Particular decibel (dB) levels are often used to define noise by law, but enforcement rarely takes place through precise measurement. The U.S. Environmental Protection Agency has defined acceptable levels for noise outside of correctional facilities as 40 dB(A) for classrooms, 50 dB(A) for general office areas and 58 dB(A) for light industrial spaces. The American Correctional Association has set noise standards for prison and jail housing units not to exceed 70 dB(A) for daytime hours and 45 dB(A) for nighttime hours. Although regulations may vary by country and setting, long-term exposure to sound above 50 dB(A) can cause serious health risks, such as heart attack and hypertension.

Adverse Health Effects

Prolonged exposure to unwanted sound can cause many health problems and lead to behavioral issues, ranging from single-episode or minimal occurrence to serious health risks leading to death. Health concerns include:

  • Annoyance
  • Sleep disturbance
  • Fatigue
  • Hearing impairment and loss
  • Immune deficiency
  • Hypertension
  • Heart disease
  • High blood pressure
  • Elevated cortisol and adrenaline
  • Headaches
  • Vertigo

None of these health concerns are good for any person regardless of where they reside. But when unwanted sound impacts an inmate’s health, the resulting behavior may be worse due to a limited ability to escape the noise. Increased annoyance combined with elevated cortisol and adrenaline levels produces aggressive behavior, which may create further health problems and noise. Sleep disturbance and fatigue reduce compliance with rules and tolerance of behavior and noise. The more serious health issues lead to an increased spending on medications, health monitoring, and infirmary visits.

Special Concerns for Adolescent Inmates

In correctional facilities housing adolescent offenders, noise may be even more of a problem. With increased hormone levels and fluctuations during the teen and young adult years, noise may cause even more drastic episodes of the health issues previously mentioned. Speech perception continues to develop until the early teen years, so noise exposure in the adolescent inmate population can affect cognitive development as well as physical and mental health, leading to increased behavioral problems.

Behavioral Considerations

Excessive sound levels affect more than just health. The it creates contributes to undesirable and unsafe behavior by inmates. This includes:

  • Increased aggression
  • Increased irritability
  • Decreased compliance and cooperation
  • Difficulty for staff in maintaining control and safety

The longer inmates are exposed to these effects, the more serious that their behavior, safety, and health risks may become.

Solutions for Noise Control

However, even with all these included risk-factors, complete silence may not be the answer. There are solutions to help control sound in correctional facilities.
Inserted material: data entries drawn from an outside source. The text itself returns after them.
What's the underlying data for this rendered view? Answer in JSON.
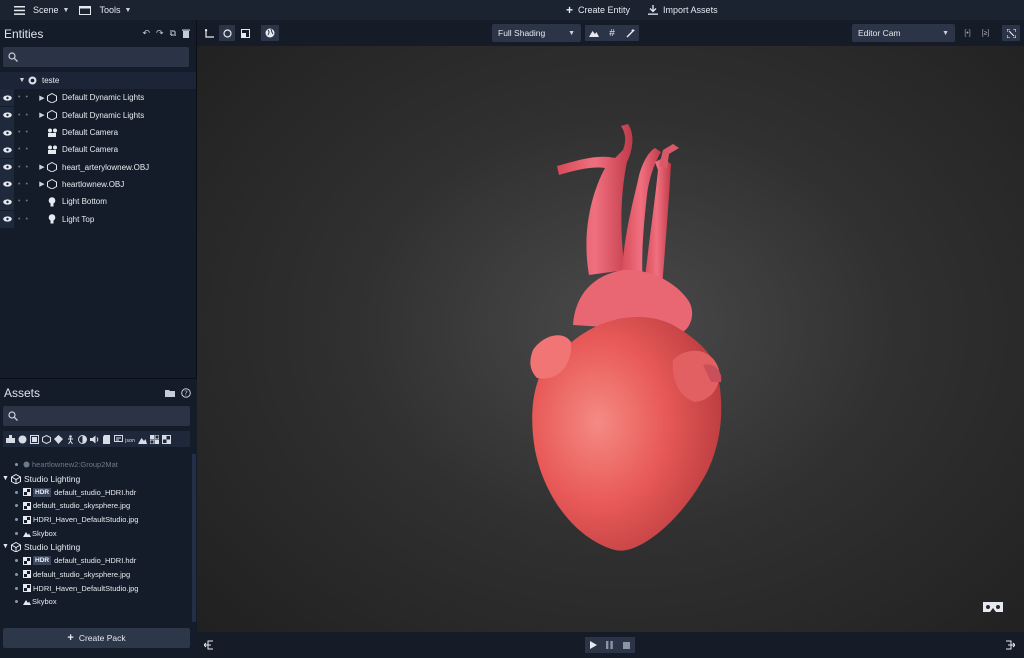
{
  "topbar": {
    "scene_label": "Scene",
    "tools_label": "Tools",
    "create_entity_label": "Create Entity",
    "import_assets_label": "Import Assets"
  },
  "entities": {
    "title": "Entities",
    "search_placeholder": "",
    "root": "teste",
    "items": [
      {
        "label": "Default Dynamic Lights",
        "icon": "cube-icon",
        "expandable": true
      },
      {
        "label": "Default Dynamic Lights",
        "icon": "cube-icon",
        "expandable": true
      },
      {
        "label": "Default Camera",
        "icon": "camera-icon",
        "expandable": false
      },
      {
        "label": "Default Camera",
        "icon": "camera-icon",
        "expandable": false
      },
      {
        "label": "heart_arterylownew.OBJ",
        "icon": "cube-icon",
        "expandable": true
      },
      {
        "label": "heartlownew.OBJ",
        "icon": "cube-icon",
        "expandable": true
      },
      {
        "label": "Light Bottom",
        "icon": "bulb-icon",
        "expandable": false
      },
      {
        "label": "Light Top",
        "icon": "bulb-icon",
        "expandable": false
      }
    ]
  },
  "assets": {
    "title": "Assets",
    "search_placeholder": "",
    "rows": [
      {
        "type": "faded",
        "label": "heartlownew2:Group2Mat"
      },
      {
        "type": "group",
        "label": "Studio Lighting"
      },
      {
        "type": "item",
        "badge": "HDR",
        "label": "default_studio_HDRI.hdr"
      },
      {
        "type": "item",
        "label": "default_studio_skysphere.jpg"
      },
      {
        "type": "item",
        "label": "HDRI_Haven_DefaultStudio.jpg"
      },
      {
        "type": "item",
        "label": "Skybox"
      },
      {
        "type": "group",
        "label": "Studio Lighting"
      },
      {
        "type": "item",
        "badge": "HDR",
        "label": "default_studio_HDRI.hdr"
      },
      {
        "type": "item",
        "label": "default_studio_skysphere.jpg"
      },
      {
        "type": "item",
        "label": "HDRI_Haven_DefaultStudio.jpg"
      },
      {
        "type": "item",
        "label": "Skybox"
      }
    ],
    "create_pack_label": "Create Pack"
  },
  "viewport": {
    "shading_label": "Full Shading",
    "camera_label": "Editor Cam"
  },
  "colors": {
    "accent": "#2b3547",
    "heart": "#e85858"
  }
}
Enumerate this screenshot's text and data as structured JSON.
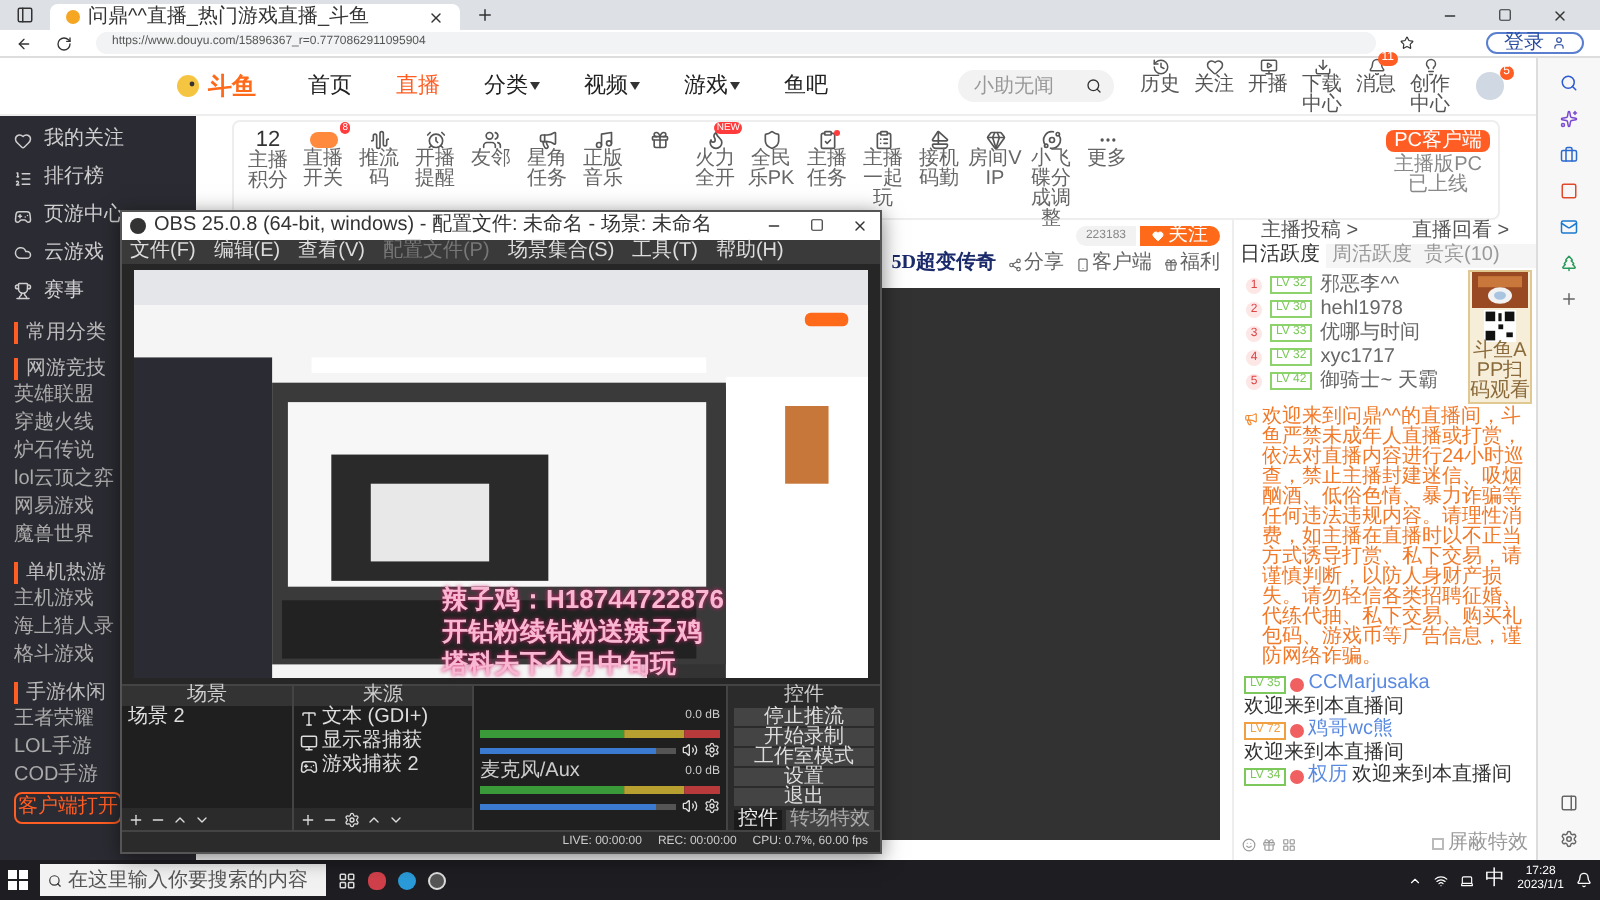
{
  "browser": {
    "tab_title": "问鼎^^直播_热门游戏直播_斗鱼",
    "url": "https://www.douyu.com/15896367_r=0.7770862911095904",
    "login": "登录"
  },
  "header": {
    "logo": "斗鱼",
    "nav": [
      {
        "label": "首页",
        "selected": false,
        "dropdown": false
      },
      {
        "label": "直播",
        "selected": true,
        "dropdown": false
      },
      {
        "label": "分类",
        "selected": false,
        "dropdown": true
      },
      {
        "label": "视频",
        "selected": false,
        "dropdown": true
      },
      {
        "label": "游戏",
        "selected": false,
        "dropdown": true
      },
      {
        "label": "鱼吧",
        "selected": false,
        "dropdown": false
      }
    ],
    "search": {
      "placeholder": "小助无闻"
    },
    "icons": [
      {
        "label": "历史"
      },
      {
        "label": "关注"
      },
      {
        "label": "开播"
      },
      {
        "label": "下载中心"
      },
      {
        "label": "消息",
        "badge": "11"
      },
      {
        "label": "创作中心"
      }
    ],
    "avatar_badge": "5"
  },
  "sidebar": {
    "items": [
      "我的关注",
      "排行榜",
      "页游中心",
      "云游戏",
      "赛事"
    ],
    "sections": [
      {
        "title": "常用分类"
      },
      {
        "title": "网游竞技",
        "items": [
          "英雄联盟",
          "穿越火线",
          "炉石传说",
          "lol云顶之弈",
          "网易游戏",
          "魔兽世界"
        ]
      },
      {
        "title": "单机热游",
        "items": [
          "主机游戏",
          "海上猎人录",
          "格斗游戏"
        ]
      },
      {
        "title": "手游休闲",
        "items": [
          "王者荣耀",
          "LOL手游",
          "COD手游"
        ]
      }
    ],
    "client_button": "客户端打开"
  },
  "toolbar": {
    "score": "12",
    "score_label": "主播积分",
    "items": [
      {
        "label": "直播开关",
        "badge": "8"
      },
      {
        "label": "推流码"
      },
      {
        "label": "开播提醒"
      },
      {
        "label": "友邻"
      },
      {
        "label": "星角任务"
      },
      {
        "label": "正版音乐"
      },
      {
        "label": "火力全开",
        "badge": "NEW"
      },
      {
        "label": "全民乐PK"
      },
      {
        "label": "主播任务",
        "dot": true
      },
      {
        "label": "主播一起玩"
      },
      {
        "label": "接机码勤"
      },
      {
        "label": "房间VIP"
      },
      {
        "label": "小飞碟分成调整"
      },
      {
        "label": "更多"
      }
    ],
    "pc_button": "PC客户端",
    "pc_note": "主播版PC已上线"
  },
  "room": {
    "followers": "223183",
    "follow": "关注",
    "logo": "5D超变传奇",
    "actions": [
      "分享",
      "客户端",
      "福利"
    ]
  },
  "chat": {
    "links": [
      "主播投稿 >",
      "直播回看 >"
    ],
    "tabs": [
      {
        "label": "日活跃度",
        "selected": true
      },
      {
        "label": "周活跃度",
        "selected": false
      },
      {
        "label": "贵宾(10)",
        "selected": false
      }
    ],
    "ranks": [
      {
        "rank": "1",
        "level": "LV 32",
        "name": "邪恶李^^"
      },
      {
        "rank": "2",
        "level": "LV 30",
        "name": "hehl1978"
      },
      {
        "rank": "3",
        "level": "LV 33",
        "name": "优哪与时间"
      },
      {
        "rank": "4",
        "level": "LV 32",
        "name": "xyc1717"
      },
      {
        "rank": "5",
        "level": "LV 42",
        "name": "御骑士~ 天霸"
      }
    ],
    "promo_caption": "斗鱼APP扫码观看",
    "notice": "欢迎来到问鼎^^的直播间，斗鱼严禁未成年人直播或打赏，依法对直播内容进行24小时巡查，禁止主播封建迷信、吸烟酗酒、低俗色情、暴力诈骗等任何违法违规内容。请理性消费，如主播在直播时以不正当方式诱导打赏、私下交易，请谨慎判断，以防人身财产损失。请勿轻信各类招聘征婚、代练代抽、私下交易、购买礼包码、游戏币等广告信息，谨防网络诈骗。",
    "messages": [
      {
        "level": "LV 35",
        "color": "#7cc85a",
        "name": "CCMarjusaka",
        "text": "欢迎来到本直播间"
      },
      {
        "level": "LV 72",
        "color": "#f0a040",
        "name": "鸡哥wc熊",
        "text": "欢迎来到本直播间"
      },
      {
        "level": "LV 34",
        "color": "#7cc85a",
        "name": "权历",
        "text": "欢迎来到本直播间"
      }
    ],
    "block_effects": {
      "label": "屏蔽特效",
      "checked": false
    }
  },
  "obs": {
    "title": "OBS 25.0.8 (64-bit, windows) - 配置文件: 未命名 - 场景: 未命名",
    "menu": [
      {
        "label": "文件(F)",
        "disabled": false
      },
      {
        "label": "编辑(E)",
        "disabled": false
      },
      {
        "label": "查看(V)",
        "disabled": false
      },
      {
        "label": "配置文件(P)",
        "disabled": true
      },
      {
        "label": "场景集合(S)",
        "disabled": false
      },
      {
        "label": "工具(T)",
        "disabled": false
      },
      {
        "label": "帮助(H)",
        "disabled": false
      }
    ],
    "overlay": [
      "辣子鸡：H18744722876",
      "开钻粉续钻粉送辣子鸡",
      "塔科夫下个月中旬玩"
    ],
    "scenes": {
      "title": "场景",
      "items": [
        "场景 2"
      ]
    },
    "sources": {
      "title": "来源",
      "items": [
        {
          "label": "文本 (GDI+)",
          "kind": "text"
        },
        {
          "label": "显示器捕获",
          "kind": "monitor"
        },
        {
          "label": "游戏捕获 2",
          "kind": "game"
        }
      ]
    },
    "channels": [
      {
        "reading": "0.0 dB",
        "level": 0.9
      },
      {
        "name": "麦克风/Aux",
        "reading": "0.0 dB",
        "level": 0.9
      }
    ],
    "controls": {
      "title": "控件",
      "buttons": [
        "停止推流",
        "开始录制",
        "工作室模式",
        "设置",
        "退出"
      ],
      "tabs": [
        {
          "label": "控件",
          "selected": true
        },
        {
          "label": "转场特效",
          "selected": false
        }
      ]
    },
    "status": {
      "live": "LIVE: 00:00:00",
      "rec": "REC: 00:00:00",
      "cpu": "CPU: 0.7%, 60.00 fps"
    }
  },
  "taskbar": {
    "search": {
      "placeholder": "在这里输入你要搜索的内容"
    },
    "ime": "中",
    "time": "17:28",
    "date": "2023/1/1"
  }
}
For new facilities, implementing noise-reducing design and construction processes include:

  • Incorporating acoustic materials at least an inch thick
  • Designing irregularly shaped rooms
  • Leaving air space behind acoustic materials to absorb sound

But for older facilities, sound may need to be reduced by:

  • Grafting fabric to furniture
  • Adding carpet to high-traffic areas
  • Adding acoustic materials to ceilings, walls and near other sources of sound

Budgets are often stretched, but the savings in medical supplies, stress reduction and overall environmental and attitude changes will outweigh the costs of noise-reducing materials. Reducing the amount of noise in correctional facilities will not only contribute to healthier inmates and an increased ability to deal with re-entry to society, but it will also relieve the stress of correctional staff in maintaining a safe and controlled environment.